• PROBLEM TO WORK ON:
Where does the string "time" occur in the entries below? Copy every line where it does.

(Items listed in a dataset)
________________________________________
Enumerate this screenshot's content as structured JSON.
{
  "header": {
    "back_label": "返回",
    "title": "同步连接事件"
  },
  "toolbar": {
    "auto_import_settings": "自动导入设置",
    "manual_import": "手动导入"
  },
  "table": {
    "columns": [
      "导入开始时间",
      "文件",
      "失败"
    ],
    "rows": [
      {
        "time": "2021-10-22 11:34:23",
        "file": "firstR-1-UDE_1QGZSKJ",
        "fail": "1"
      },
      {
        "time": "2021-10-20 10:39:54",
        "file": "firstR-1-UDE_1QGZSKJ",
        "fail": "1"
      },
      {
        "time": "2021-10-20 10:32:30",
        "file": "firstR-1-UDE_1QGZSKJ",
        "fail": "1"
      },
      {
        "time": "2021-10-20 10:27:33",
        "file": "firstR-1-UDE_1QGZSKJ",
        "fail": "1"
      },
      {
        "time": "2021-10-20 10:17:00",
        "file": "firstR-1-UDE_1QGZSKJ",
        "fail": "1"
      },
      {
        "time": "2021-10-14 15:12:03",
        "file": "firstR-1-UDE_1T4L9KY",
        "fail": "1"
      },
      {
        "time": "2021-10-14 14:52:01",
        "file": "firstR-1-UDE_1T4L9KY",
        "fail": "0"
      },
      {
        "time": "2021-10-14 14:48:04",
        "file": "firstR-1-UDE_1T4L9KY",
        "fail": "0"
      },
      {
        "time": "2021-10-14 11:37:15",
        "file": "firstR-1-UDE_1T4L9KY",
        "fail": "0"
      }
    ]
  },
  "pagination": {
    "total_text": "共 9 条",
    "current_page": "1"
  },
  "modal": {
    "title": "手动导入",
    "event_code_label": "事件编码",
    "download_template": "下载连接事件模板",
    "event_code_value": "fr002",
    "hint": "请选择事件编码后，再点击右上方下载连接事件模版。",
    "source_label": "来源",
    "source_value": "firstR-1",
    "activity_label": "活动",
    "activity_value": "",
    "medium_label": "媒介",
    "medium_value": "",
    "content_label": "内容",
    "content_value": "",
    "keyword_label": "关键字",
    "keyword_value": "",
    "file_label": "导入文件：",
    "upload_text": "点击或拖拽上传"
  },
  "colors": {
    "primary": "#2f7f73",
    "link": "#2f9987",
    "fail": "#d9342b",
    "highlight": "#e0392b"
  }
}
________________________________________
• PROBLEM SOLUTION:
        "time": "2021-10-22 11:34:23",
        "time": "2021-10-20 10:39:54",
        "time": "2021-10-20 10:32:30",
        "time": "2021-10-20 10:27:33",
        "time": "2021-10-20 10:17:00",
        "time": "2021-10-14 15:12:03",
        "time": "2021-10-14 14:52:01",
        "time": "2021-10-14 14:48:04",
        "time": "2021-10-14 11:37:15",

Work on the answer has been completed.